### Extracted entries

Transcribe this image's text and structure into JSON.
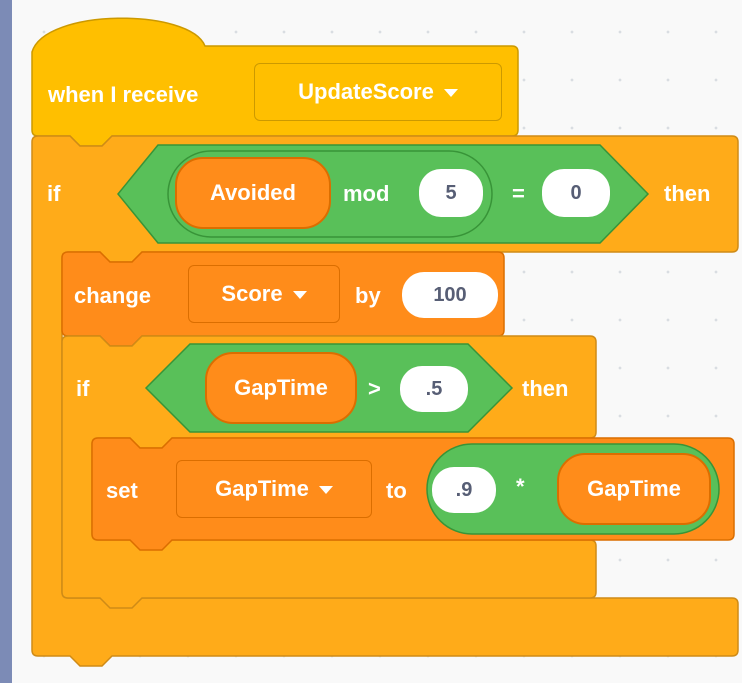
{
  "hat": {
    "label": "when I receive",
    "message": "UpdateScore"
  },
  "if_outer": {
    "if_label": "if",
    "then_label": "then",
    "condition": {
      "mod_left": "Avoided",
      "mod_label": "mod",
      "mod_right": "5",
      "equals": "=",
      "compare_right": "0"
    }
  },
  "change_block": {
    "label": "change",
    "variable": "Score",
    "by_label": "by",
    "value": "100"
  },
  "if_inner": {
    "if_label": "if",
    "then_label": "then",
    "condition": {
      "left": "GapTime",
      "op": ">",
      "right": ".5"
    }
  },
  "set_block": {
    "label": "set",
    "variable": "GapTime",
    "to_label": "to",
    "expr": {
      "left": ".9",
      "op": "*",
      "right": "GapTime"
    }
  },
  "colors": {
    "events": "#ffbf00",
    "control": "#ffab19",
    "variables": "#ff8c1a",
    "operators": "#59c059"
  }
}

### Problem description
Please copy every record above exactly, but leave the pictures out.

### Response to the task
Transcribe this image's text and structure into JSON.
{
  "hat": {
    "label": "when I receive",
    "message": "UpdateScore"
  },
  "if_outer": {
    "if_label": "if",
    "then_label": "then",
    "condition": {
      "mod_left": "Avoided",
      "mod_label": "mod",
      "mod_right": "5",
      "equals": "=",
      "compare_right": "0"
    }
  },
  "change_block": {
    "label": "change",
    "variable": "Score",
    "by_label": "by",
    "value": "100"
  },
  "if_inner": {
    "if_label": "if",
    "then_label": "then",
    "condition": {
      "left": "GapTime",
      "op": ">",
      "right": ".5"
    }
  },
  "set_block": {
    "label": "set",
    "variable": "GapTime",
    "to_label": "to",
    "expr": {
      "left": ".9",
      "op": "*",
      "right": "GapTime"
    }
  },
  "colors": {
    "events": "#ffbf00",
    "control": "#ffab19",
    "variables": "#ff8c1a",
    "operators": "#59c059"
  }
}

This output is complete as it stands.